When juvenile defendants are tried in adult court, parents who are also witnesses may be excluded from witness-separation orders if their children establish them as “essential” to the presentation of evidence, the Indiana Supreme Court has ruled. However, applying that holding to the facts of the case before them, justices concluded an Elkhart County teen failed to establish his mom was “essential” to his attempted murder defense.
New murder trial affirmed for Elkhart man with mental disability
A man with a mental disability who has for years claimed he was wrongfully convicted of an Elkhart murder and who spent more than 15 years behind bars can proceed to a new trial after the Indiana Court of Appeals upheld a post-conviction relief order vacating his murder conviction.Read More
Home again: Elkhart man released after 15 years in prison, but case likely isn’t over
Andrew Royer has been granted a new trial after a special judge determined his 2005 trial was tainted by false evidence and coercive investigative techniques that exploited his mental disability. But the possibility of a retrial remains.Read More
A middle-school German teacher who settled a lawsuit claiming he was fired because he was an atheist failed to prove Middlebury Community Schools violated confidentiality terms of the settlement, the 7th Circuit Court of Appeals ruled Thursday.
Summary judgment for the state has been overturned in an action seeking to forfeit nearly $9,000, with a majority of judges holding that owners of seized property can used seized cash to help fund their defense. A dissenting judge, however, thinks that ruling exceeds statutory limits.
It’s been more than 15 years since Andrew Royer was convicted of an Elkhart County murder and more than nine months after he was freed due to concerns over his confession and other evidence, but his case is not over yet. Instead, it’s back at the Indiana Court of Appeals, where the state is asking for the reversal of an order giving Royer a new trial.
As Indiana’s commercial court program expands, the Indiana Supreme Court is implementing new rules to govern the appointment of judges to the specialized dockets.
The global pandemic halted the skyrocketing law firm mergers of recent years. However, the forces driving these combinations in the past have continued despite the coronavirus outbreak and will likely ignite more deals if people are able to return to some sort of a pre-pandemic lifestyle.
Indiana’s commercial court docket is expanding for the first time, with four new venues opening in 2021. Hamilton, Madison, St. Joseph and Vigo counties will join Allen, Elkhart, Floyd, Lake, Marion and Vanderburgh counties in offering the specialized business dockets.
An Indiana woman who pleaded guilty to providing financial support to the Islamic State group has been sentenced to 6½ years in prison, the Justice Department said Monday.
The Indiana Court of Appeals has reversed for a convicted man seeking to modify his sentence, finding that the Elkhart Superior Court erred when it determined that it lacked the statutory authority to consider the merits of his motion.
The Indiana Supreme Court will hear a case of first impression involving a teen’s attempted murder conviction.
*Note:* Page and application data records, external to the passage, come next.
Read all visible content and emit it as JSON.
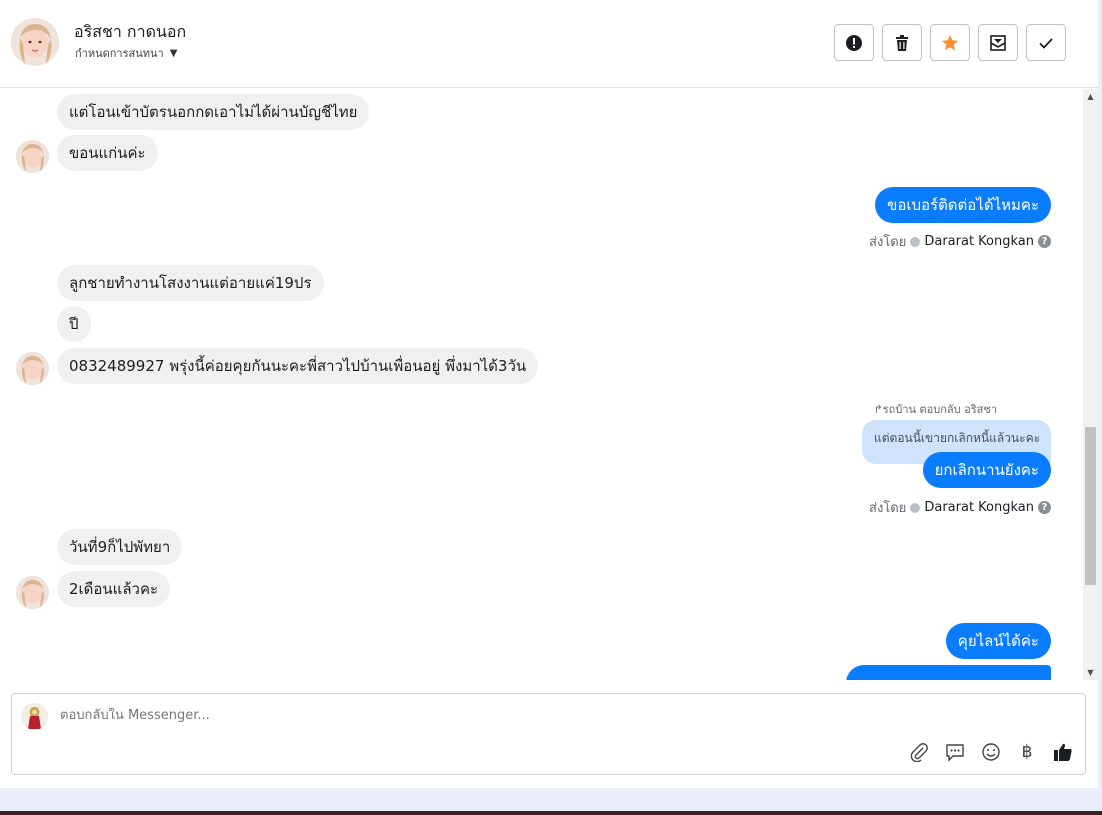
{
  "header": {
    "contact_name": "อริสชา กาดนอก",
    "assign_label": "กำหนดการสนทนา",
    "actions": [
      {
        "name": "spam-button",
        "icon": "exclamation-icon"
      },
      {
        "name": "delete-button",
        "icon": "trash-icon"
      },
      {
        "name": "star-button",
        "icon": "star-icon",
        "color": "#f7923b"
      },
      {
        "name": "mark-unread-button",
        "icon": "envelope-icon"
      },
      {
        "name": "done-button",
        "icon": "check-icon"
      }
    ]
  },
  "thread": {
    "messages": [
      {
        "dir": "in",
        "text": "แต่โอนเข้าบัตรนอกกดเอาไม่ได้ผ่านบัญชีไทย"
      },
      {
        "dir": "in",
        "text": "ขอนแก่นค่ะ"
      },
      {
        "dir": "out",
        "text": "ขอเบอร์ติดต่อได้ไหมคะ"
      },
      {
        "dir": "in",
        "text": "ลูกชายทำงานโสงงานแต่อายแค่19ปร"
      },
      {
        "dir": "in",
        "text": "ปี"
      },
      {
        "dir": "in",
        "text": "0832489927 พรุ่งนี้ค่อยคุยกันนะคะพี่สาวไปบ้านเพื่อนอยู่ พึ่งมาได้3วัน"
      },
      {
        "dir": "out",
        "text": "ยกเลิกนานยังคะ"
      },
      {
        "dir": "in",
        "text": "วันที่9ก็ไปพัทยา"
      },
      {
        "dir": "in",
        "text": "2เดือนแล้วคะ"
      },
      {
        "dir": "out",
        "text": "คุยไลน์ได้ค่ะ"
      }
    ],
    "sent_by_label": "ส่งโดย",
    "agent_name": "Dararat Kongkan",
    "reply_context": "↱รถบ้าน ตอบกลับ อริสชา",
    "quoted_text": "แต่ตอนนี้เขายกเลิกหนี้แล้วนะคะ"
  },
  "composer": {
    "placeholder": "ตอบกลับใน Messenger...",
    "tools": [
      "paperclip-icon",
      "saved-reply-icon",
      "emoji-icon",
      "baht-icon",
      "thumbs-up-icon"
    ],
    "baht_symbol": "฿"
  },
  "colors": {
    "outgoing_bubble": "#0a7cff",
    "incoming_bubble": "#f0f0f0",
    "star": "#f7923b"
  }
}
The case previously divided an appellate panel that reversed the conviction based on the exclusion of the 15-year-old defendant’s mother from the courtroom.
The Indiana State Department of Health on Tuesday reported 884 new COVID-19 cases, sending total cases in the state past 75,000 since the beginning of the pandemic. The state also reported 25 new deaths due to COVID-19, the highest number of deaths in a daily report since June 11.
The Indiana Court of Appeals has affirmed a man’s decades-long sentence for his rape and battery convictions, finding nothing wrong with his sentence or the decision to admit certain statements from the victim.
More Indiana cities have decided to impose mask mandates as health officials reported Monday the state’s most hospitalizations of people with coronavirus-related illnesses in nearly a month.
A man convicted as a teenager of an Elkhart murder has been granted habeas relief after a federal judge determined both his trial and post-conviction counsel were ineffective.
The Indiana Court of Appeals has affirmed a northern Indiana woman’s felony conviction for assisting her godson after he murdered his teenage girlfriend, finding she did so with the intent to hinder his punishment.
A federal court ruling in favor of the insurer of a wood processing facility in Elkhart that was the subject of years of environmental litigation brought by neighbors was affirmed Thursday. The 7th Circuit Court of Appeals held Westfield Insurance owed no duty to cover its insured against an environmental damages award of more than $50 million.
A northern Indiana man faces welfare fraud and other charges alleging that he hid his father’s body for two years so that he could cash his father’s benefit checks.